Monday, May 16, 2011
The View from my Bicycle [COLUMN]
Run With It - by Nick van der Leek
On Saturday morning, in the dark, I walked with a friend over a damp school field. Ahead was a traffic jam of people chattering raucously. It resembled a scene at a touristy bar, it should have been 7pm with everyone starting to get tipsy and uninhibited. But we were all here for something quite different. Running.
What you immediately notice, looking around you, is how good everyone looks. Everyone is fit and chirpy and smiling, and it's infectious. I remark to a friend of mine that a 20-something runner looks perfect. Her hair and skin is shining, she is slim, her eyes shine, she has that cautious shyness of a gazelle. Utter perfection.
When our bunch mobilises the bruised skies are a lighter gray at least. My legs complain once again. They're used to sitting, and the transition to running is asking too much. Can we at least walk? No. My plan is to run 5km under 30 minutes. Is that too much to ask? Yes. Shutup and move.
I pull up alongside 'Utter perfection' and in the slightly more light of the morning now I see my mind was playing some elaborate tricks on me. Her leotard is dark purple, not black, her legs are kind've bandy, like Zola Budd's, and she has slightly blotchy skin. It's not a case that I am disappointed because she's not 'perfect', I'm somewhat miffed at myself for seeing things in the dark.

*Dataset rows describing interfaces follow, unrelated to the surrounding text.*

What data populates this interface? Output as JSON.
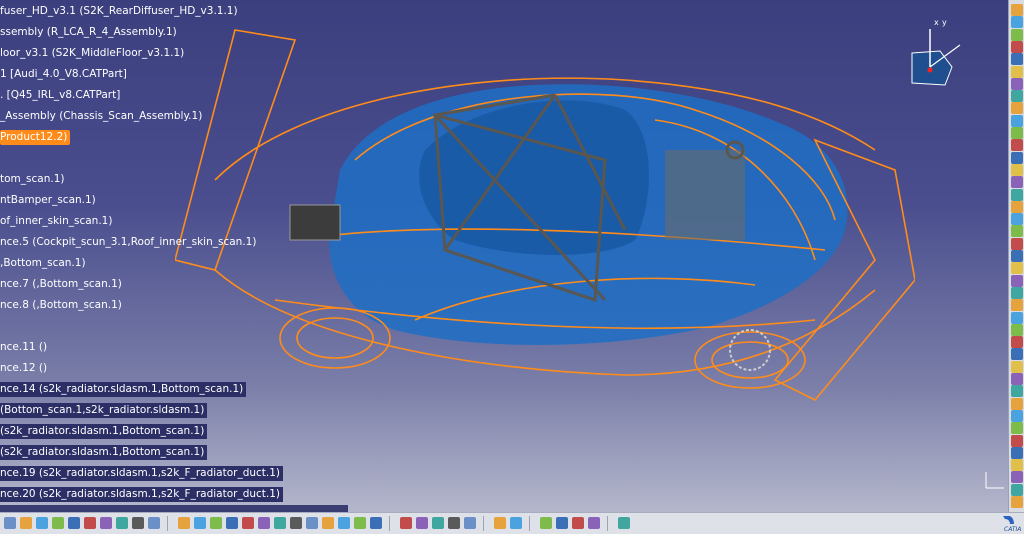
{
  "tree": {
    "nodes": [
      {
        "label": "fuser_HD_v3.1 (S2K_RearDiffuser_HD_v3.1.1)",
        "style": "plain"
      },
      {
        "label": "ssembly (R_LCA_R_4_Assembly.1)",
        "style": "plain"
      },
      {
        "label": "loor_v3.1 (S2K_MiddleFloor_v3.1.1)",
        "style": "plain"
      },
      {
        "label": "1 [Audi_4.0_V8.CATPart]",
        "style": "plain"
      },
      {
        "label": ". [Q45_IRL_v8.CATPart]",
        "style": "plain"
      },
      {
        "label": "_Assembly (Chassis_Scan_Assembly.1)",
        "style": "plain"
      },
      {
        "label": "Product12.2)",
        "style": "highlight"
      },
      {
        "label": "",
        "style": "plain"
      },
      {
        "label": "tom_scan.1)",
        "style": "plain"
      },
      {
        "label": "ntBamper_scan.1)",
        "style": "plain"
      },
      {
        "label": "of_inner_skin_scan.1)",
        "style": "plain"
      },
      {
        "label": "nce.5 (Cockpit_scun_3.1,Roof_inner_skin_scan.1)",
        "style": "plain"
      },
      {
        "label": ",Bottom_scan.1)",
        "style": "plain"
      },
      {
        "label": "nce.7 (,Bottom_scan.1)",
        "style": "plain"
      },
      {
        "label": "nce.8 (,Bottom_scan.1)",
        "style": "plain"
      },
      {
        "label": "",
        "style": "plain"
      },
      {
        "label": "nce.11 ()",
        "style": "plain"
      },
      {
        "label": "nce.12 ()",
        "style": "plain"
      },
      {
        "label": "nce.14 (s2k_radiator.sldasm.1,Bottom_scan.1)",
        "style": "selected"
      },
      {
        "label": "(Bottom_scan.1,s2k_radiator.sldasm.1)",
        "style": "selected"
      },
      {
        "label": "(s2k_radiator.sldasm.1,Bottom_scan.1)",
        "style": "selected"
      },
      {
        "label": "(s2k_radiator.sldasm.1,Bottom_scan.1)",
        "style": "selected"
      },
      {
        "label": "nce.19 (s2k_radiator.sldasm.1,s2k_F_radiator_duct.1)",
        "style": "selected"
      },
      {
        "label": "nce.20 (s2k_radiator.sldasm.1,s2k_F_radiator_duct.1)",
        "style": "selected"
      }
    ]
  },
  "compass": {
    "axis_x": "x",
    "axis_y": "y"
  },
  "status": {
    "text": "                                                                                                    "
  },
  "logo": {
    "text": "CATIA"
  },
  "colors": {
    "wireframe": "#ff8c1a",
    "body": "#1f6fc4",
    "highlight": "#ff8c1a",
    "background_top": "#3b3f7e",
    "background_bottom": "#b5b7cc"
  },
  "icons": {
    "right_toolbar": [
      "cursor-icon",
      "sketch-icon",
      "part-icon",
      "assembly-icon",
      "constraint-icon",
      "measure-icon",
      "analysis-icon",
      "section-icon",
      "clash-icon",
      "explode-icon",
      "snap-icon",
      "manipulate-icon",
      "bom-icon",
      "update-icon",
      "catalog-icon",
      "publish-icon",
      "scene-icon",
      "render-icon",
      "annotation-icon",
      "weld-icon",
      "hole-icon",
      "pattern-icon",
      "mirror-icon",
      "offset-icon",
      "fix-icon",
      "contact-icon",
      "coincidence-icon",
      "angle-icon",
      "reuse-icon",
      "replace-icon",
      "compass-icon",
      "views-icon",
      "light-icon",
      "material-icon",
      "hide-icon",
      "swap-icon",
      "fit-icon",
      "pan-icon",
      "rotate-icon",
      "zoom-icon",
      "dimension-icon"
    ],
    "bottom_toolbar": [
      "new-icon",
      "open-icon",
      "save-icon",
      "print-icon",
      "cut-icon",
      "copy-icon",
      "paste-icon",
      "undo-icon",
      "redo-icon",
      "whats-this-icon",
      "fly-icon",
      "fit-all-icon",
      "pan-icon",
      "rotate-icon",
      "zoom-in-icon",
      "zoom-out-icon",
      "normal-view-icon",
      "multi-view-icon",
      "iso-view-icon",
      "shading-icon",
      "hide-show-icon",
      "swap-space-icon",
      "cube-icon",
      "render-style-icon",
      "update-icon",
      "manipulation-icon",
      "explode-icon",
      "snap-icon",
      "measure-icon",
      "analysis-icon",
      "material-icon",
      "apply-material-icon",
      "scene-icon",
      "lights-icon",
      "grid-icon"
    ]
  }
}
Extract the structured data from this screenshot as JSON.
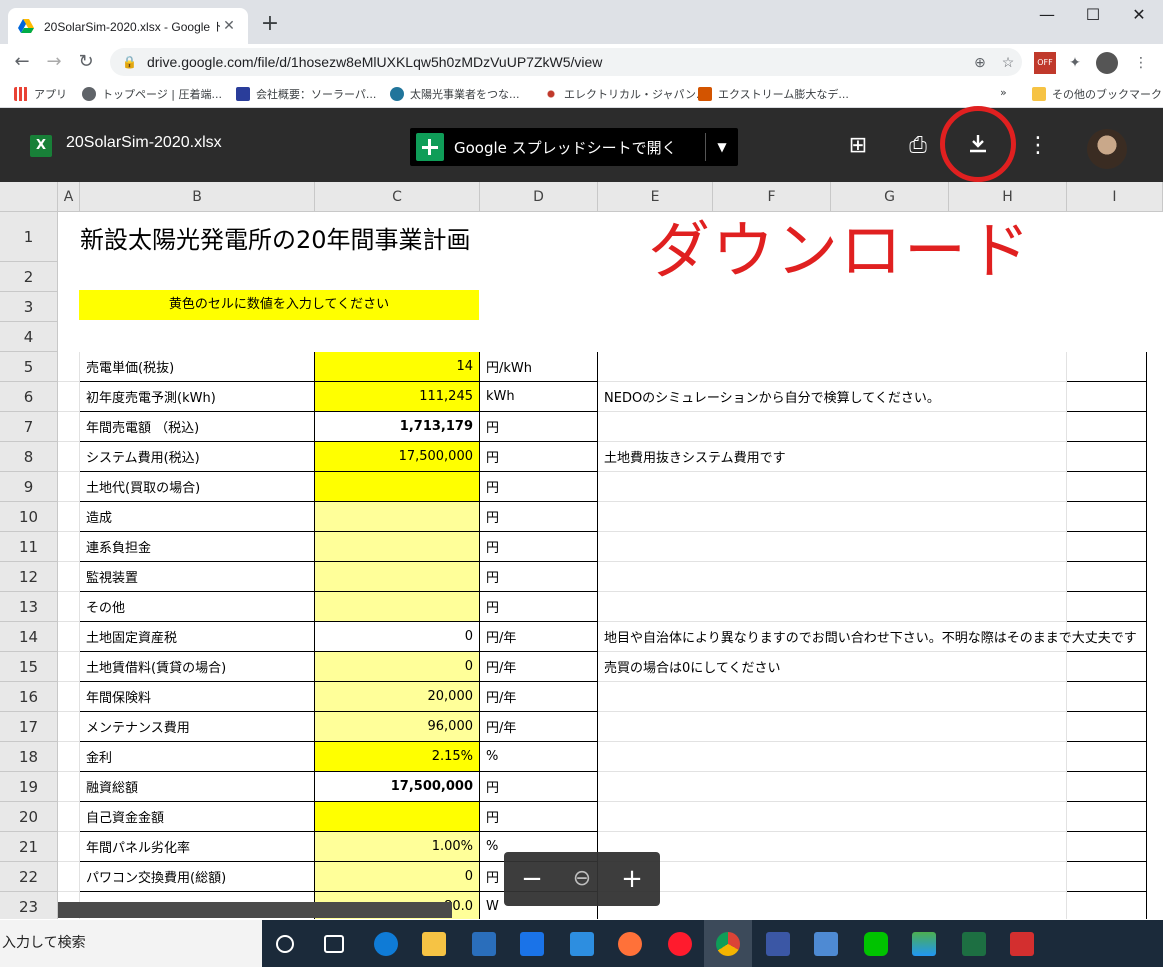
{
  "browser": {
    "tab_title": "20SolarSim-2020.xlsx - Google ド",
    "tab_close": "✕",
    "new_tab": "+",
    "url": "drive.google.com/file/d/1hosezw8eMlUXKLqw5h0zMDzVuUP7ZkW5/view",
    "window_controls": [
      "—",
      "☐",
      "✕"
    ]
  },
  "bookmarks": [
    {
      "label": "アプリ",
      "icon": "apps-grid-icon",
      "color": "#e94235"
    },
    {
      "label": "トップページ | 圧着端...",
      "icon": "globe-icon",
      "color": "#5f6368"
    },
    {
      "label": "会社概要：ソーラーパ...",
      "icon": "solar-panel-icon",
      "color": "#2a3d9a"
    },
    {
      "label": "太陽光事業者をつな...",
      "icon": "wordpress-icon",
      "color": "#21759b"
    },
    {
      "label": "エレクトリカル・ジャパン...",
      "icon": "dots-icon",
      "color": "#c0392b"
    },
    {
      "label": "エクストリーム膨大なデ...",
      "icon": "figure-icon",
      "color": "#d35400"
    }
  ],
  "bookmarks_overflow": "»",
  "other_bookmarks": "その他のブックマーク",
  "viewer": {
    "file_badge": "X",
    "filename": "20SolarSim-2020.xlsx",
    "open_with": "Google スプレッドシートで開く",
    "annotation": "ダウンロード"
  },
  "sheet": {
    "columns": [
      "A",
      "B",
      "C",
      "D",
      "E",
      "F",
      "G",
      "H",
      "I"
    ],
    "title": "新設太陽光発電所の20年間事業計画",
    "banner": "黄色のセルに数値を入力してください",
    "rows": [
      {
        "n": "5",
        "label": "売電単価(税抜)",
        "value": "14",
        "unit": "円/kWh",
        "note": "",
        "fill": "yel",
        "bold": false
      },
      {
        "n": "6",
        "label": "初年度売電予測(kWh)",
        "value": "111,245",
        "unit": "kWh",
        "note": "NEDOのシミュレーションから自分で検算してください。",
        "fill": "yel",
        "bold": false
      },
      {
        "n": "7",
        "label": "年間売電額 （税込)",
        "value": "1,713,179",
        "unit": "円",
        "note": "",
        "fill": "",
        "bold": true
      },
      {
        "n": "8",
        "label": "システム費用(税込)",
        "value": "17,500,000",
        "unit": "円",
        "note": "土地費用抜きシステム費用です",
        "fill": "yel",
        "bold": false
      },
      {
        "n": "9",
        "label": "土地代(買取の場合)",
        "value": "",
        "unit": "円",
        "note": "",
        "fill": "yel",
        "bold": false
      },
      {
        "n": "10",
        "label": "造成",
        "value": "",
        "unit": "円",
        "note": "",
        "fill": "lyel",
        "bold": false
      },
      {
        "n": "11",
        "label": "連系負担金",
        "value": "",
        "unit": "円",
        "note": "",
        "fill": "lyel",
        "bold": false
      },
      {
        "n": "12",
        "label": "監視装置",
        "value": "",
        "unit": "円",
        "note": "",
        "fill": "lyel",
        "bold": false
      },
      {
        "n": "13",
        "label": "その他",
        "value": "",
        "unit": "円",
        "note": "",
        "fill": "lyel",
        "bold": false
      },
      {
        "n": "14",
        "label": "土地固定資産税",
        "value": "0",
        "unit": "円/年",
        "note": "地目や自治体により異なりますのでお問い合わせ下さい。不明な際はそのままで大丈夫です",
        "fill": "",
        "bold": false
      },
      {
        "n": "15",
        "label": "土地賃借料(賃貸の場合)",
        "value": "0",
        "unit": "円/年",
        "note": "売買の場合は0にしてください",
        "fill": "lyel",
        "bold": false
      },
      {
        "n": "16",
        "label": "年間保険料",
        "value": "20,000",
        "unit": "円/年",
        "note": "",
        "fill": "lyel",
        "bold": false
      },
      {
        "n": "17",
        "label": "メンテナンス費用",
        "value": "96,000",
        "unit": "円/年",
        "note": "",
        "fill": "lyel",
        "bold": false
      },
      {
        "n": "18",
        "label": "金利",
        "value": "2.15%",
        "unit": "%",
        "note": "",
        "fill": "yel",
        "bold": false
      },
      {
        "n": "19",
        "label": "融資総額",
        "value": "17,500,000",
        "unit": "円",
        "note": "",
        "fill": "",
        "bold": true
      },
      {
        "n": "20",
        "label": "自己資金金額",
        "value": "",
        "unit": "円",
        "note": "",
        "fill": "yel",
        "bold": false
      },
      {
        "n": "21",
        "label": "年間パネル劣化率",
        "value": "1.00%",
        "unit": "%",
        "note": "",
        "fill": "lyel",
        "bold": false
      },
      {
        "n": "22",
        "label": "パワコン交換費用(総額)",
        "value": "0",
        "unit": "円",
        "note": "",
        "fill": "lyel",
        "bold": false
      },
      {
        "n": "23",
        "label": "",
        "value": "80.0",
        "unit": "W",
        "note": "",
        "fill": "lyel",
        "bold": false
      }
    ]
  },
  "zoom": {
    "minus": "−",
    "reset": "⊖",
    "plus": "+"
  },
  "taskbar": {
    "search": "入力して検索"
  }
}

When my feet scrunch onto the soggy pitch of the school once more about 24 minutes have passed. Which means this race was about 1km short. I sit down and watch the others come in. A little girl of barely 8 years old. A little boy says to someone next to me, "Let's run, come on let's run." No one answers him so I say, "Do you see that treee?" (There are about twenty trees bordering the school fence). "Run there and back quickly!" Without a moments hesitation the little rascal sprints off - almost ploughing into the ground on his sixth step - but collects himself and runs in a great arc until I can't see him anymore. We sometimes need to be more like that. All of us.
This afternoon in the gym I was swimming in a triangle of sunlight. The sun was catching on my blond arm hairs, swaying underwater. My leg lit up when I kicked into this blue, glowing quadrant. Bright rainbow lines traced the contours of my body. Underwater, I became aware of the reality of life. All of us, will die. If we find happiness, perhaps it will be more painful to die. If we are sad, perhaps we will welcome it. But whatever we do, we're trapped in this story where we all face a tragic destiny. Please don't tell me it isn't tragic! Death for the dead is always tragic. It is only those who are alive who will care to couch the whole affair in heroism or destiny or legend. The dead don't care. They're not there to care.
What interests me, is that while we are alive, we may experience pain. Sometimes, excruciating pain. Especially involving unrequited love, and loss. But what encourages me, for example, is a film like The Holiday, that reminds us to be the leading man or leading woman in our own story. To not become infatuated with shadows in the dark that we can hardly see. To be strong, assertive protagonists, living in absolute clarity, and in pursuit of something concrete within the context of a narrative that we are writing, and making up as we go along. If you are in a narrative that you don't like, change it. If your protagonist is weak, or vulnerable, or doomed to failure, rewrite yourself, change those aspects that you know are not part of what a leading man or woman should be. Write your own story and be an active participant in it. Don't just stand there. Run along and catch up to the real you, before the write you can get ahead of your self.